## INPUT
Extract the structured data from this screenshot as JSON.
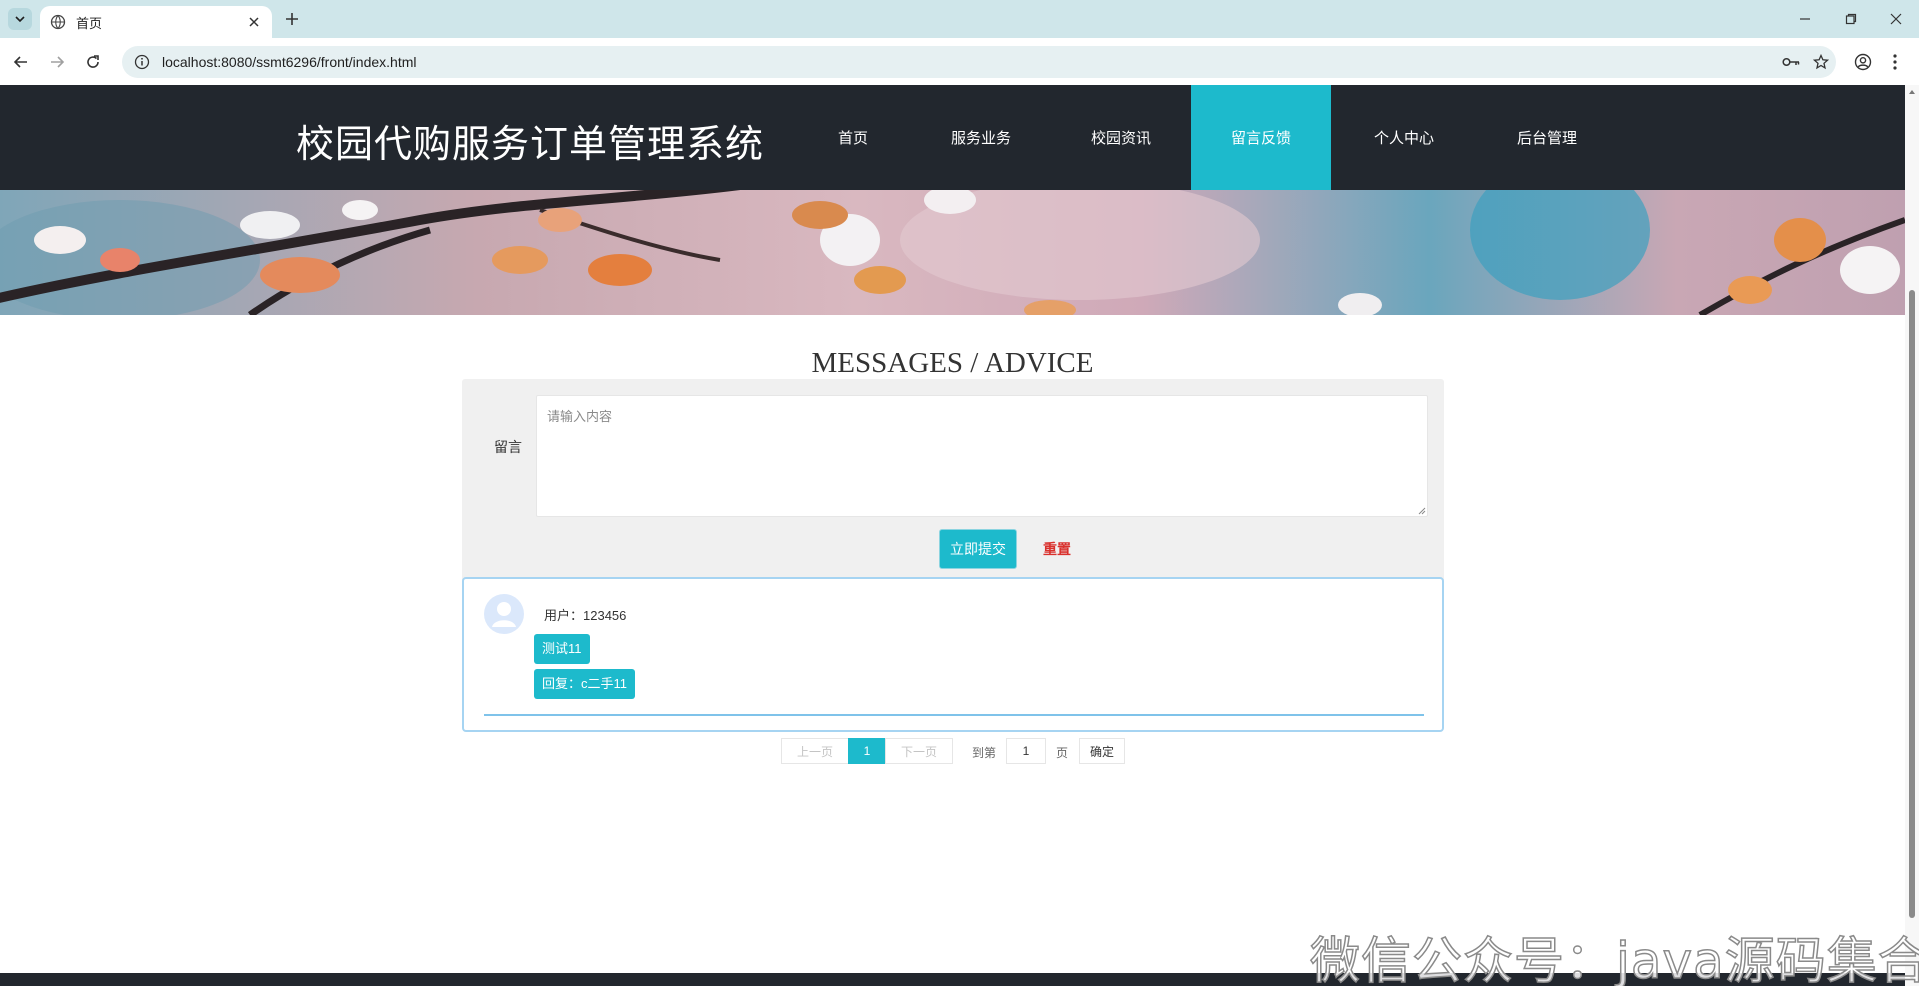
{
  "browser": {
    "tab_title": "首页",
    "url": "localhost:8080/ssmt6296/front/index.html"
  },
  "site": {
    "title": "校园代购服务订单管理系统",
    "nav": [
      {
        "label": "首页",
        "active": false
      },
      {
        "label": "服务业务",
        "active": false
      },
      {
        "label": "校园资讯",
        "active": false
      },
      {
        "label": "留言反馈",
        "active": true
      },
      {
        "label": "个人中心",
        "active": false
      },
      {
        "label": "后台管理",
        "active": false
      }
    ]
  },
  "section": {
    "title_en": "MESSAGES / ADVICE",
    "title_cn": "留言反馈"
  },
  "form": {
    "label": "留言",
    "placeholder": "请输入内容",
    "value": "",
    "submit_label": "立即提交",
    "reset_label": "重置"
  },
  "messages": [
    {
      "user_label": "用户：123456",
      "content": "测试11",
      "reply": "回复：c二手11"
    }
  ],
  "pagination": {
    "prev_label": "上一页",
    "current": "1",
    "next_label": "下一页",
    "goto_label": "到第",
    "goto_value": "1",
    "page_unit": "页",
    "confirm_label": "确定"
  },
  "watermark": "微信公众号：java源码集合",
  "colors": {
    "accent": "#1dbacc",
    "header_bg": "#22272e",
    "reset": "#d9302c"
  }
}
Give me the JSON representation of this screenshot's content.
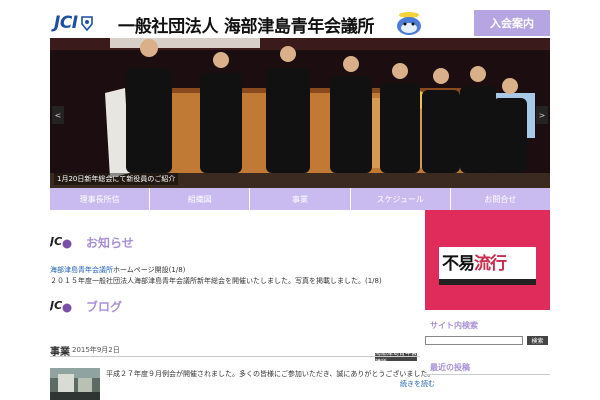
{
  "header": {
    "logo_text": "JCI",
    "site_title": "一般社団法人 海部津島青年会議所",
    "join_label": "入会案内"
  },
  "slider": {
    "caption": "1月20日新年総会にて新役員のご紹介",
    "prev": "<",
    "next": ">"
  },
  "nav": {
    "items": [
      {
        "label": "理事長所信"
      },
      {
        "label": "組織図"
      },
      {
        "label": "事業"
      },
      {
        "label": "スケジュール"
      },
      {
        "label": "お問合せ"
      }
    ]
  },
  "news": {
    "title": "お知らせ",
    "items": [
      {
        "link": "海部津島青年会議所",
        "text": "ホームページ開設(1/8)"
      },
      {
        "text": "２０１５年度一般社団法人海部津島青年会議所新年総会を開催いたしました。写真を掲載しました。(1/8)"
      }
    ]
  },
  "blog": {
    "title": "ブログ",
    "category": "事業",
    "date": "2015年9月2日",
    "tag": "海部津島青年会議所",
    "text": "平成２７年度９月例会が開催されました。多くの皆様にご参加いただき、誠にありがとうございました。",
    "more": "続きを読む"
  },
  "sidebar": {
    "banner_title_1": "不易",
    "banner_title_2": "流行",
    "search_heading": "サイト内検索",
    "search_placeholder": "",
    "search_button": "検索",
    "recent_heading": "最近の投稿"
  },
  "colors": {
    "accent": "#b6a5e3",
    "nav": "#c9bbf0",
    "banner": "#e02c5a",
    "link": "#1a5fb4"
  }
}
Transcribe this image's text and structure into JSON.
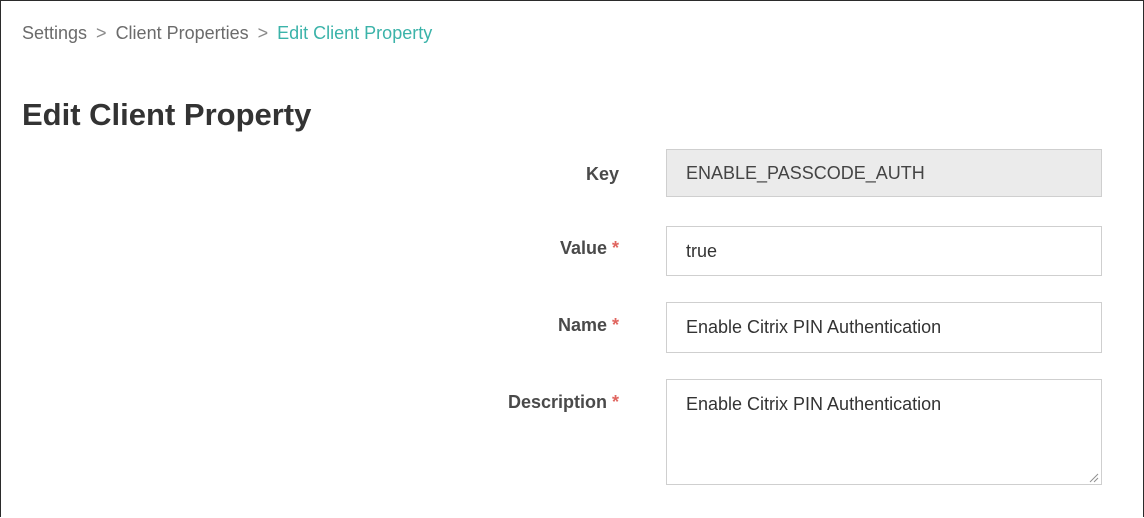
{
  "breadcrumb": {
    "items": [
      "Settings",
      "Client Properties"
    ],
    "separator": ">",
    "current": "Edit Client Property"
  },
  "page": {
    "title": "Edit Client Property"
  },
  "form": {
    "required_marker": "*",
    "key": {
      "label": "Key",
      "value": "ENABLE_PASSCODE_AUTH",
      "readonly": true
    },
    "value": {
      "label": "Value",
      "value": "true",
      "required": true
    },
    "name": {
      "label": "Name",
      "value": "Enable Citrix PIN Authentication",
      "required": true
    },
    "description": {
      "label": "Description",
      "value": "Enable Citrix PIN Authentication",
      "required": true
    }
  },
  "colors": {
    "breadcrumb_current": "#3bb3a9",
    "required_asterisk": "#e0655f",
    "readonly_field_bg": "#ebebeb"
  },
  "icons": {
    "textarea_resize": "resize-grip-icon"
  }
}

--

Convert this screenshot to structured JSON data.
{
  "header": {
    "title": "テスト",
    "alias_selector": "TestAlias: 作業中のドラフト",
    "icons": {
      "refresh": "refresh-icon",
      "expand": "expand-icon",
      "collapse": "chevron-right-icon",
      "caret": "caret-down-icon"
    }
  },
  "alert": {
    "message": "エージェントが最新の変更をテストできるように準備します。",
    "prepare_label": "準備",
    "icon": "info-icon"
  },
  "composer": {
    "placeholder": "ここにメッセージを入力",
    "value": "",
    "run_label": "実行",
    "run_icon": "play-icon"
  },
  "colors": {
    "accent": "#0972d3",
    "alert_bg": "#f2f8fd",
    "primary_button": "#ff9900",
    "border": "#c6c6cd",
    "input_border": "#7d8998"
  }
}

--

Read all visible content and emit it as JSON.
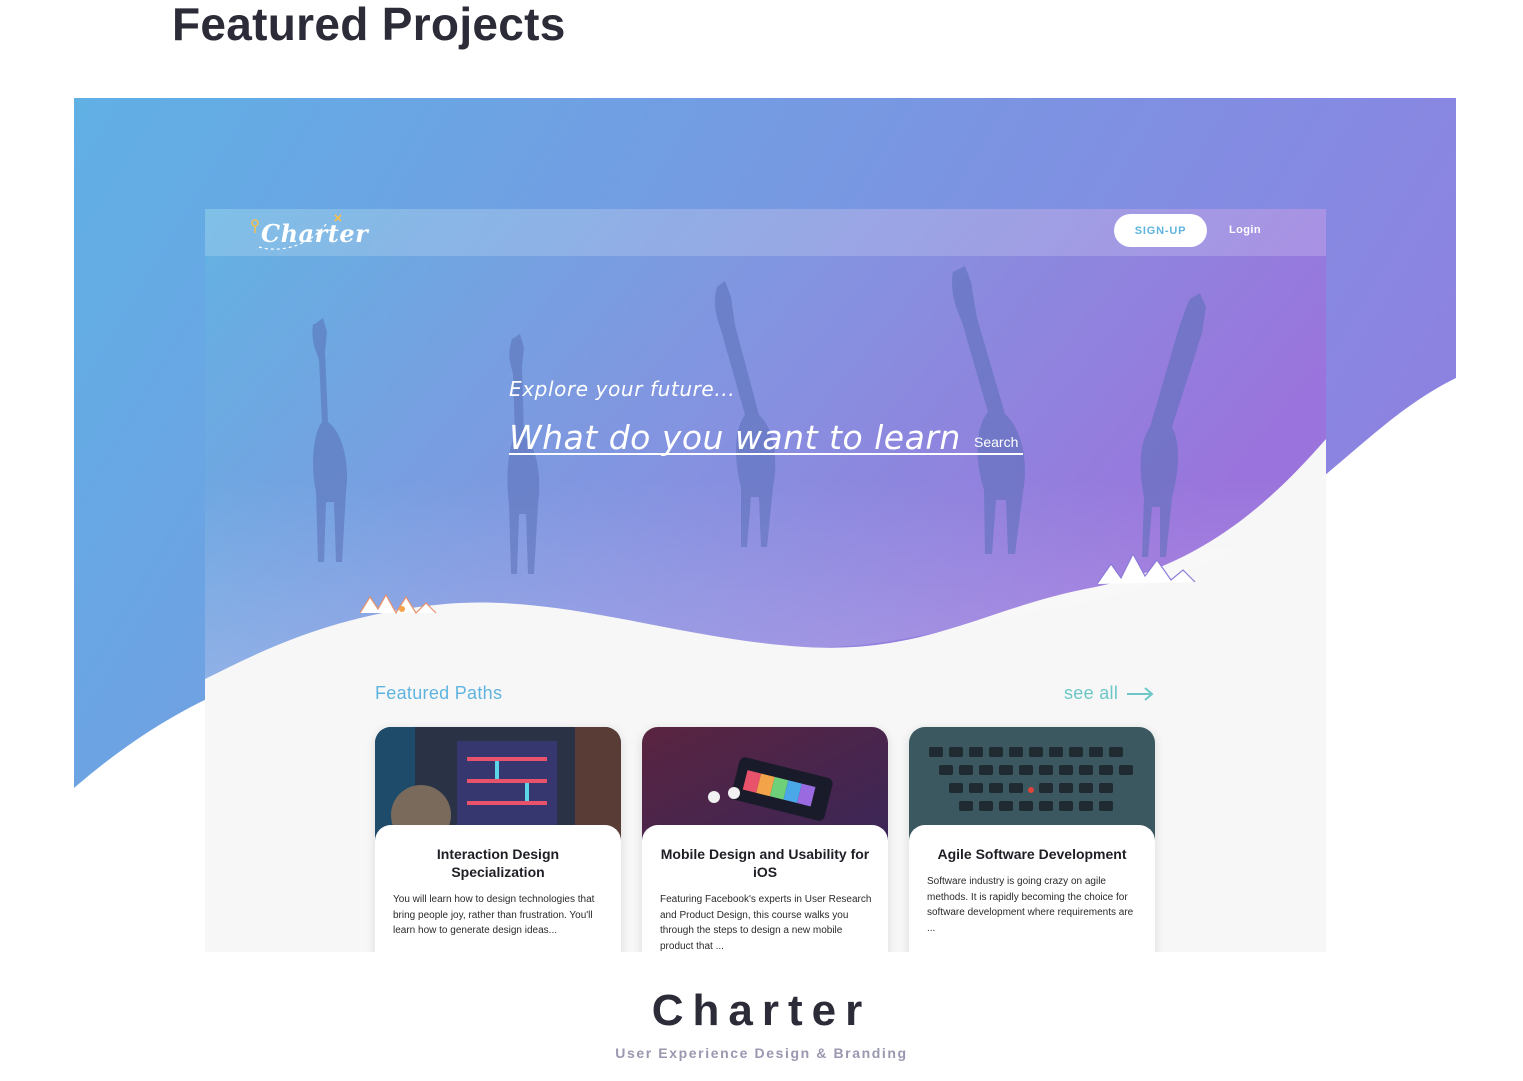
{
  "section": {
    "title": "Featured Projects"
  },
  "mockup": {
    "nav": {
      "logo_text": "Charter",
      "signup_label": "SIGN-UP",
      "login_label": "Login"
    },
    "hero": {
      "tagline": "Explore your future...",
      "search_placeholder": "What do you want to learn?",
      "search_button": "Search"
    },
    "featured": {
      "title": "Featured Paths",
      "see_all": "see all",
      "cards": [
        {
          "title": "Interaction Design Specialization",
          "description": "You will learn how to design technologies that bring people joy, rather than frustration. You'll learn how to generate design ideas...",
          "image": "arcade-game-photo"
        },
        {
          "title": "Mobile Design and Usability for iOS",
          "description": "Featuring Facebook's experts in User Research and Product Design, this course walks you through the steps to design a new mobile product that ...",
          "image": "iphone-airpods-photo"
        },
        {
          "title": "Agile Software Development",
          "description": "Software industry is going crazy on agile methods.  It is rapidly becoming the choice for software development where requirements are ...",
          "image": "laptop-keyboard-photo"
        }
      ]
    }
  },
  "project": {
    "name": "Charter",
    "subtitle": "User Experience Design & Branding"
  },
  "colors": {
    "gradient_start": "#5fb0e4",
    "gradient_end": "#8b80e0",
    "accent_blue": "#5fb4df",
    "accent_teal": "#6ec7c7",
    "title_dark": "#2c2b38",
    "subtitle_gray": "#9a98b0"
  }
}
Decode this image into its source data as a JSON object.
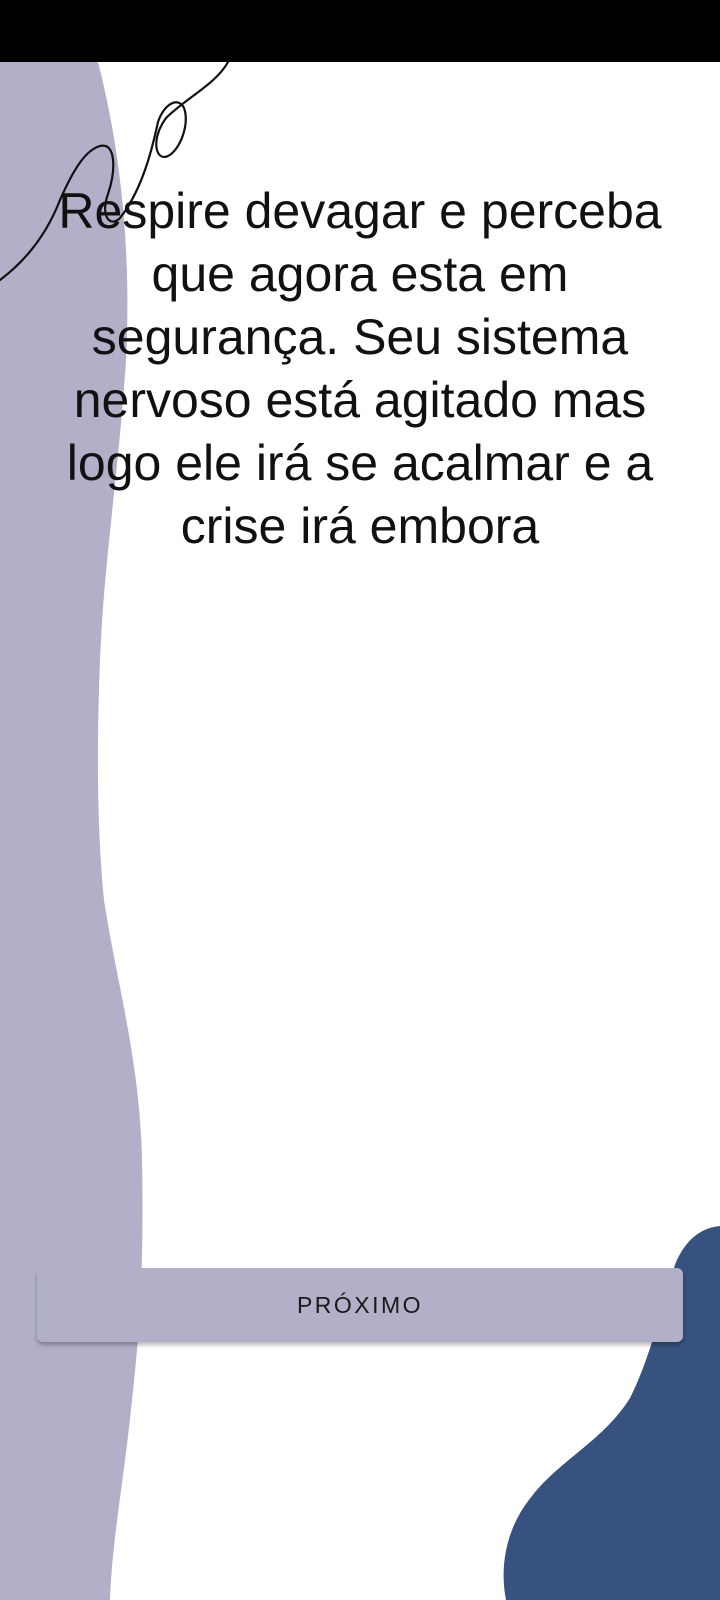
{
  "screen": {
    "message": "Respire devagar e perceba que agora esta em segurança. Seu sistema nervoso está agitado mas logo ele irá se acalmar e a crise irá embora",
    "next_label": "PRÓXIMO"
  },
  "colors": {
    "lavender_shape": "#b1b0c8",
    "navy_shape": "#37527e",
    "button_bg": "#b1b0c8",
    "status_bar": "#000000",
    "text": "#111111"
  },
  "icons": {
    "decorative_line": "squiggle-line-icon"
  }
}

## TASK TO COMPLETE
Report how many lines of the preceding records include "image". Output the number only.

## RESULT OF THE TASK
5